[[ Data records open ]]

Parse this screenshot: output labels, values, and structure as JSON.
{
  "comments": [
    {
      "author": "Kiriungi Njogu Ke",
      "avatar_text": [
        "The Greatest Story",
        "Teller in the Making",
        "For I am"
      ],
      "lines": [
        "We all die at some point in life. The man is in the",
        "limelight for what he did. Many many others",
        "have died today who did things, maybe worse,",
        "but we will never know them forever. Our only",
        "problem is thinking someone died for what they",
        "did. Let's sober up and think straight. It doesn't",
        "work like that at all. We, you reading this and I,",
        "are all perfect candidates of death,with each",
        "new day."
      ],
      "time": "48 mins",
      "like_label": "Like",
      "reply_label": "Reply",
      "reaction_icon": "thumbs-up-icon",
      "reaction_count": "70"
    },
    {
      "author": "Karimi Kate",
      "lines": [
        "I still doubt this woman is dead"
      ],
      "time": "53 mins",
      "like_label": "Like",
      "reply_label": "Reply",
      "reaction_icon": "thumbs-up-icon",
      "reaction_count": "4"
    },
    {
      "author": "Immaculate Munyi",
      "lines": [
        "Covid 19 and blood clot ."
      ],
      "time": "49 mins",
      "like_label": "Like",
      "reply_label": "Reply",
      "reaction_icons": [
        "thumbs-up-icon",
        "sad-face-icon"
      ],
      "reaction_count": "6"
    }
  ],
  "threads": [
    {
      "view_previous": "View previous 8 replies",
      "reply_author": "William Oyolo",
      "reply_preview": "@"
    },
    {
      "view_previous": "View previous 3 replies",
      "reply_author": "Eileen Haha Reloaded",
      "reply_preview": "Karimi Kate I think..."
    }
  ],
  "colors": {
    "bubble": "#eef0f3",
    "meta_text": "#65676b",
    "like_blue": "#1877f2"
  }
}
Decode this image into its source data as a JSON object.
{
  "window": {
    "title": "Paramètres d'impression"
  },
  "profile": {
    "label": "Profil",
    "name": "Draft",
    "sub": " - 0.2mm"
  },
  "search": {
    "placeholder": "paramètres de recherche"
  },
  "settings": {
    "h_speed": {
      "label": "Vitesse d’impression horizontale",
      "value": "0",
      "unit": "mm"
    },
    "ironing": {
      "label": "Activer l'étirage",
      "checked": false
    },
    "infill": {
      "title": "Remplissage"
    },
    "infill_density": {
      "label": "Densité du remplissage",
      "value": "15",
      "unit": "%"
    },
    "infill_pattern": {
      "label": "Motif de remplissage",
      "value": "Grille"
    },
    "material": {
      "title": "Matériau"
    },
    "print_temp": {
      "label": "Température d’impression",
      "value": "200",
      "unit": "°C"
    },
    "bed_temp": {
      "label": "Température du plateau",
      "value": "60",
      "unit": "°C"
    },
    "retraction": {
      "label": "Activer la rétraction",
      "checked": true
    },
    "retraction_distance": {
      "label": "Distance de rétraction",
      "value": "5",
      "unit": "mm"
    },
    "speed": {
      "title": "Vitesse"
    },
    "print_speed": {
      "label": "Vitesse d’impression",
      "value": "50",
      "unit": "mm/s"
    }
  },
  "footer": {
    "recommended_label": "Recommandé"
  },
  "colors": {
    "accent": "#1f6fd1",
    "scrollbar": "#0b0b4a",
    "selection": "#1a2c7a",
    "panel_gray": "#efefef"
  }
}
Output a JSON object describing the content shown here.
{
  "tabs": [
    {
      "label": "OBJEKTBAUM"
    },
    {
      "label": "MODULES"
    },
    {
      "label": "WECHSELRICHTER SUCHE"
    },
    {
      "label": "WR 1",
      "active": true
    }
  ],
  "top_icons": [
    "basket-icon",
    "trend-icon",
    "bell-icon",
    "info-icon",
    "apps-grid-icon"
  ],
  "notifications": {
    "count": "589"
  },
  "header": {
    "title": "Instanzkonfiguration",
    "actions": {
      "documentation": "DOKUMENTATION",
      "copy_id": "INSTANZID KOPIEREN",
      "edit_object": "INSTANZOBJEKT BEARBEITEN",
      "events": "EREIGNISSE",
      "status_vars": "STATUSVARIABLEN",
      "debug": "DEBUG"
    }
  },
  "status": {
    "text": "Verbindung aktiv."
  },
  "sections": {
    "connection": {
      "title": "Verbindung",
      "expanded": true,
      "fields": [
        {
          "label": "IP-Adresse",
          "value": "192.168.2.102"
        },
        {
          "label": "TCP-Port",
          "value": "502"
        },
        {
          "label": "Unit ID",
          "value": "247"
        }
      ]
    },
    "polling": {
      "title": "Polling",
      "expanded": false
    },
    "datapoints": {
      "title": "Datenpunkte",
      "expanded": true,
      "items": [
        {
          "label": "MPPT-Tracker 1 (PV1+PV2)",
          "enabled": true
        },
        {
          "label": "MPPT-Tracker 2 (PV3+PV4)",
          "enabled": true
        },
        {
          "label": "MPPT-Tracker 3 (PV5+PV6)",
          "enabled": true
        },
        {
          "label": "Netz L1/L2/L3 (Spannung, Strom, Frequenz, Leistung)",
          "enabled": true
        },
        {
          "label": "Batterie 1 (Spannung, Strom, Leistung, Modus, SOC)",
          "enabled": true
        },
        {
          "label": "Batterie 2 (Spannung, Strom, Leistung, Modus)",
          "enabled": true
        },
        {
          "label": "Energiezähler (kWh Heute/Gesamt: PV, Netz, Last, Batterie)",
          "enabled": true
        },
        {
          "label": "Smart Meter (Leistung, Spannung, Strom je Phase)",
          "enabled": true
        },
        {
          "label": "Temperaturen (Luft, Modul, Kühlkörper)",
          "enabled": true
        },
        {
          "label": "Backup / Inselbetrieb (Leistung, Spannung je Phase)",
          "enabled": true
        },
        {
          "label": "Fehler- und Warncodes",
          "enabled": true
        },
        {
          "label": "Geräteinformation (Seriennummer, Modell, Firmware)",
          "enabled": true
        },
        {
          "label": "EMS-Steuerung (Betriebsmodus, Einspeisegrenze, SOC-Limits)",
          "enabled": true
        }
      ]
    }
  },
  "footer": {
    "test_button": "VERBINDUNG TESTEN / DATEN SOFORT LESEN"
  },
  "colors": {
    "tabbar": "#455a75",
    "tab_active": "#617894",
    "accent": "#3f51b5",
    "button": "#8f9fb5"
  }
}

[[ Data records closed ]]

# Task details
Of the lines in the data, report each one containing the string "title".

# Solution to the problem
    "title": "Paramètres d'impression"
      "title": "Remplissage"
      "title": "Matériau"
      "title": "Vitesse"
    "title": "Instanzkonfiguration",
      "title": "Verbindung",
      "title": "Polling",
      "title": "Datenpunkte",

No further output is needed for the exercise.